EXERCISE GOAL: Copy out every line of the records in which "text" can be found.
SUPPLIED RECORDS Start Marker
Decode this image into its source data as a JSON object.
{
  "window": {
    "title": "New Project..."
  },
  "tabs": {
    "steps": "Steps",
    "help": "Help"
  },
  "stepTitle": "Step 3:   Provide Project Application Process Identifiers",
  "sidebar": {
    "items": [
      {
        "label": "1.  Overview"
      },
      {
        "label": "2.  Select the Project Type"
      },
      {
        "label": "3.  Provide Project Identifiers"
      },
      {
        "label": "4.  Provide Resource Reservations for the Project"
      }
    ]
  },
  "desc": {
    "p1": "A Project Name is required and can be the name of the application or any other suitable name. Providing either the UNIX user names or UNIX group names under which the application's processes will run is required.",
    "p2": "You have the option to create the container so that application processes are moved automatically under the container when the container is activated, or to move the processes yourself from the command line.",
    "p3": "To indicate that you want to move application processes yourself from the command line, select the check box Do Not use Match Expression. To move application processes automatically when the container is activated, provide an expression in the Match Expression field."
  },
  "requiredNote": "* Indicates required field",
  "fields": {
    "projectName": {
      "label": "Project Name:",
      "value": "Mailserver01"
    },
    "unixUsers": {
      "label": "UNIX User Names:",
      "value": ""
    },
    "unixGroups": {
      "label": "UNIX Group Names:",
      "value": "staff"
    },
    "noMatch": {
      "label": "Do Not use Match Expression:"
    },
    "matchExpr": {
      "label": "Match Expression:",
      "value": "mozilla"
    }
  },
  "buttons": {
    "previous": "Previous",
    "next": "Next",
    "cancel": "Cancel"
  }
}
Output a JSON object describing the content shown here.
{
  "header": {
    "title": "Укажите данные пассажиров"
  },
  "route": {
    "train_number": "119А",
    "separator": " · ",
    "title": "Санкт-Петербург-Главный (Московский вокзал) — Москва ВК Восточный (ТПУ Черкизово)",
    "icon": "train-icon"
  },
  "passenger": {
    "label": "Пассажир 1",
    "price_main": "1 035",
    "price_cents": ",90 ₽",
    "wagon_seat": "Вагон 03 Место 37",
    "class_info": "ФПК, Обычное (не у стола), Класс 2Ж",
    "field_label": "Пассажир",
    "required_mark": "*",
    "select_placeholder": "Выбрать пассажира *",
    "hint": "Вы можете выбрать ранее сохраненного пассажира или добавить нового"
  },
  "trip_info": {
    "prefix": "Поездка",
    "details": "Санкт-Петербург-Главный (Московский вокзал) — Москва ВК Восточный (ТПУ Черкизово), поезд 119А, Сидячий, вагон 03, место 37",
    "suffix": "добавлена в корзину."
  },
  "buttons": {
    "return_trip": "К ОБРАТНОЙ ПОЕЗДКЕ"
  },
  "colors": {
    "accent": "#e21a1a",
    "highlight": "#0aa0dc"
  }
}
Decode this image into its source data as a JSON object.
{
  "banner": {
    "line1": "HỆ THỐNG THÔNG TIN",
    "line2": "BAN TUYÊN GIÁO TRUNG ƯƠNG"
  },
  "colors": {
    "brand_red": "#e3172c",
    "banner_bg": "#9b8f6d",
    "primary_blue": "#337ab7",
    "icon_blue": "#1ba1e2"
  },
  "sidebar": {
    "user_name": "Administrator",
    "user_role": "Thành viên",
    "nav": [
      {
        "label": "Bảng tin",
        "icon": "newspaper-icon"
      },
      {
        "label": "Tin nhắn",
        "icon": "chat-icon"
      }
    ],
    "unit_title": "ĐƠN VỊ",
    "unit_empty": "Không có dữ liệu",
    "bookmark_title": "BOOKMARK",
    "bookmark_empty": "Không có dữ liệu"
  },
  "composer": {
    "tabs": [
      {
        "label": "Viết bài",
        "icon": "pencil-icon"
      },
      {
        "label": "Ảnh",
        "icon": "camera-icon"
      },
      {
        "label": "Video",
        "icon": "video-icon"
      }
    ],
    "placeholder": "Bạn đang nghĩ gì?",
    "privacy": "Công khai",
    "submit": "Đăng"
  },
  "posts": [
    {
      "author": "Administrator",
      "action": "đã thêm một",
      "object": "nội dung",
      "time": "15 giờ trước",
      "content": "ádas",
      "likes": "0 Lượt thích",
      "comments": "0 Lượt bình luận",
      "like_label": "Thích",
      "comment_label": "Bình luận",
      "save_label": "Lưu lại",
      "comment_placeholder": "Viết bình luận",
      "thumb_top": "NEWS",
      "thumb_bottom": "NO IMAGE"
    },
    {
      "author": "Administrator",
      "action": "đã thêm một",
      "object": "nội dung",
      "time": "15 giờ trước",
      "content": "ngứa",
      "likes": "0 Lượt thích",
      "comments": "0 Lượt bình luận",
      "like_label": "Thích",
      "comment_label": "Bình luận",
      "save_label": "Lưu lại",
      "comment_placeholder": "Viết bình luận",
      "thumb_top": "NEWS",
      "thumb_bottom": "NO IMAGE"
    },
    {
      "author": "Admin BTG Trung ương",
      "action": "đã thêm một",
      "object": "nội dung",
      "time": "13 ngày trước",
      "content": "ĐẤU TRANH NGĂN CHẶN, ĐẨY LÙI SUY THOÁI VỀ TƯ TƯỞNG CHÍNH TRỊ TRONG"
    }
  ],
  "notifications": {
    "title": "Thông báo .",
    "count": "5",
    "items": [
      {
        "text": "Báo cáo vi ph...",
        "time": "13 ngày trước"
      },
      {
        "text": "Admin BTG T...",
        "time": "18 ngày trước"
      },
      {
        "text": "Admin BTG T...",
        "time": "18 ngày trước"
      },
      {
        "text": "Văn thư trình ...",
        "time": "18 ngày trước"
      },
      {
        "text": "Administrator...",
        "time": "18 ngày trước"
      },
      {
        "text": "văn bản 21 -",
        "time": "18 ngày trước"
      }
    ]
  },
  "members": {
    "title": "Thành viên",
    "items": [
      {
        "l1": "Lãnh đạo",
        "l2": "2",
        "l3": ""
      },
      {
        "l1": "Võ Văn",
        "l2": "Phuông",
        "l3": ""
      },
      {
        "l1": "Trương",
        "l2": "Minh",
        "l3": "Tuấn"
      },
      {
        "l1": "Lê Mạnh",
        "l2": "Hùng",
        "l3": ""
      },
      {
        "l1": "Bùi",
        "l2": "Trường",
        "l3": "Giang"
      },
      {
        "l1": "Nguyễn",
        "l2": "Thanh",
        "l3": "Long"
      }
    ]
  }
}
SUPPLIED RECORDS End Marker
SOLUTION:
        "text": "Báo cáo vi ph...",
        "text": "Admin BTG T...",
        "text": "Admin BTG T...",
        "text": "Văn thư trình ...",
        "text": "Administrator...",
        "text": "văn bản 21 -",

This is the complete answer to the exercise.